A deposition process in which a source material in the form of an ingot (or rod) is vaporised through the bombardment of an electron beam from a tungsten filament charged under high vacuum and re-solidifies as a coating on a target surface. Deposition rates can range from a few nm per minute to several µm per minute enabling control of the coating structure and morphology. PVD methods are typically either ‘line-of-sight’ or ‘semi-line-of-sight’ and utilise electron beam guns with power levels of a few 10s to 100s of kW. Rotation and translational of the target substrate assists the uniform coating of the outer surface of complex geometries.

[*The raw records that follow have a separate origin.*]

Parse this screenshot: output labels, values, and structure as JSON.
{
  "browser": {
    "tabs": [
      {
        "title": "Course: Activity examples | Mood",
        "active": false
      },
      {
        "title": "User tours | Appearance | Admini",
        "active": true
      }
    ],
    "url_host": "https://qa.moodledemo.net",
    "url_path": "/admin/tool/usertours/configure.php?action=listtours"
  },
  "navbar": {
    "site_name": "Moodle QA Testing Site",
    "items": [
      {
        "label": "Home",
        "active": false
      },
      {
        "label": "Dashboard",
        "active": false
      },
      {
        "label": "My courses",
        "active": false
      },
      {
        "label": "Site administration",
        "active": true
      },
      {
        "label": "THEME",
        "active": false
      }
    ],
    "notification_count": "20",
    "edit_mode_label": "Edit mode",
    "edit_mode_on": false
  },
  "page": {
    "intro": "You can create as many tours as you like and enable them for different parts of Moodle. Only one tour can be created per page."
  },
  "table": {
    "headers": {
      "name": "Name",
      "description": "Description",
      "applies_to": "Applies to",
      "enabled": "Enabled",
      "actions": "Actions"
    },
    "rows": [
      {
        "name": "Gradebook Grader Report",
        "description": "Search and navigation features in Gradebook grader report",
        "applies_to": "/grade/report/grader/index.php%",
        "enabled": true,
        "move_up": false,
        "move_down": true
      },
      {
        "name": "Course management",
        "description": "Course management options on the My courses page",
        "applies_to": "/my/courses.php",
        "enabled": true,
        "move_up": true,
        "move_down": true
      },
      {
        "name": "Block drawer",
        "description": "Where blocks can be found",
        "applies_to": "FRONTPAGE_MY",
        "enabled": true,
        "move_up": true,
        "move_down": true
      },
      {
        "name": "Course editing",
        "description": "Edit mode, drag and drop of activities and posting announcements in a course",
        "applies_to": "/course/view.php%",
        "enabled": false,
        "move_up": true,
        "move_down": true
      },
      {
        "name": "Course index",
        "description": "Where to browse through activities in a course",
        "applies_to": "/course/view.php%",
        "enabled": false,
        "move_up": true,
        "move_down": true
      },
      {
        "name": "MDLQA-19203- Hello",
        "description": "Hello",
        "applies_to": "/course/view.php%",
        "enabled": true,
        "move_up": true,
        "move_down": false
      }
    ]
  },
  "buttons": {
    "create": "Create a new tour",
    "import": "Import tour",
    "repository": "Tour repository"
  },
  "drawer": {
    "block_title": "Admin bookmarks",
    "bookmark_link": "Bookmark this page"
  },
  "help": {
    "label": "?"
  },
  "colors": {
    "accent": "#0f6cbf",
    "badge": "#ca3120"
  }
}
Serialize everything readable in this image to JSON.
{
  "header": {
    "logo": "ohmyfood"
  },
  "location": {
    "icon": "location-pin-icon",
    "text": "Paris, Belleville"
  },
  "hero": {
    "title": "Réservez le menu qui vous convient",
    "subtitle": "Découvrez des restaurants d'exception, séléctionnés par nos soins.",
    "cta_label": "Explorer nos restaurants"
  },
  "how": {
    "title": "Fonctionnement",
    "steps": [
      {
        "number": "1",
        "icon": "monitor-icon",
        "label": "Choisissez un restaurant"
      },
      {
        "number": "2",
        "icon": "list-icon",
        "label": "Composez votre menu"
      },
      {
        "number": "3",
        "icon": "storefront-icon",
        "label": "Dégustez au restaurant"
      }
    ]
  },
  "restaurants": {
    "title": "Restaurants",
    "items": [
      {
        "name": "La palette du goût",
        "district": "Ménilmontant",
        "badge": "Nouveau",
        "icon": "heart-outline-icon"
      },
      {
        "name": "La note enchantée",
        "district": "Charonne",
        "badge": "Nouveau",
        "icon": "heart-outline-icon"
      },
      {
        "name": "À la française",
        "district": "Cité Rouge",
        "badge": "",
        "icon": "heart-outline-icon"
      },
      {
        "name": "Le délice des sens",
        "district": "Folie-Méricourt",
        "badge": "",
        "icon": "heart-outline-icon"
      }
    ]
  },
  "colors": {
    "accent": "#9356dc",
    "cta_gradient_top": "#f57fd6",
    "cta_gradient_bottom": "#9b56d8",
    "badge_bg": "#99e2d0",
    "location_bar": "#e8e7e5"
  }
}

EB-PVD is the preferred process for the generation of thermal barrier coatings (TBC) in jet engines. As the name suggests the TBC provides a layer of thermal insulation on the turbine blade enabling the blade to run cooler for an identical turbine entry temperature or reducing the need for blade cooling whilst maintaining its creep life.
The term CVD covers a group of processes that deposit a solid material from a gas phase onto a target substrate. At ambient temperature or just above and usually diluted in a carrier gas, the precursor gases are introduced into the reaction chamber where they come into contact with a heated substrate and either decompose or react. The substrate temperature will influence the outcome of the reaction or decomposition processes that take place at the substrate surface. CVD is a versatile technique that can be used to coat both ceramic and metallic layers or produce bulk materials.
CVI is a derivative of CVD enabling the infiltration where material is deposited within the bulk of a porous structure. For example, the infiltration of fibre performs to produce ceramic matrix composites such as C-C, C-SiC and SiC-SiC with enhanced oxidation resistance.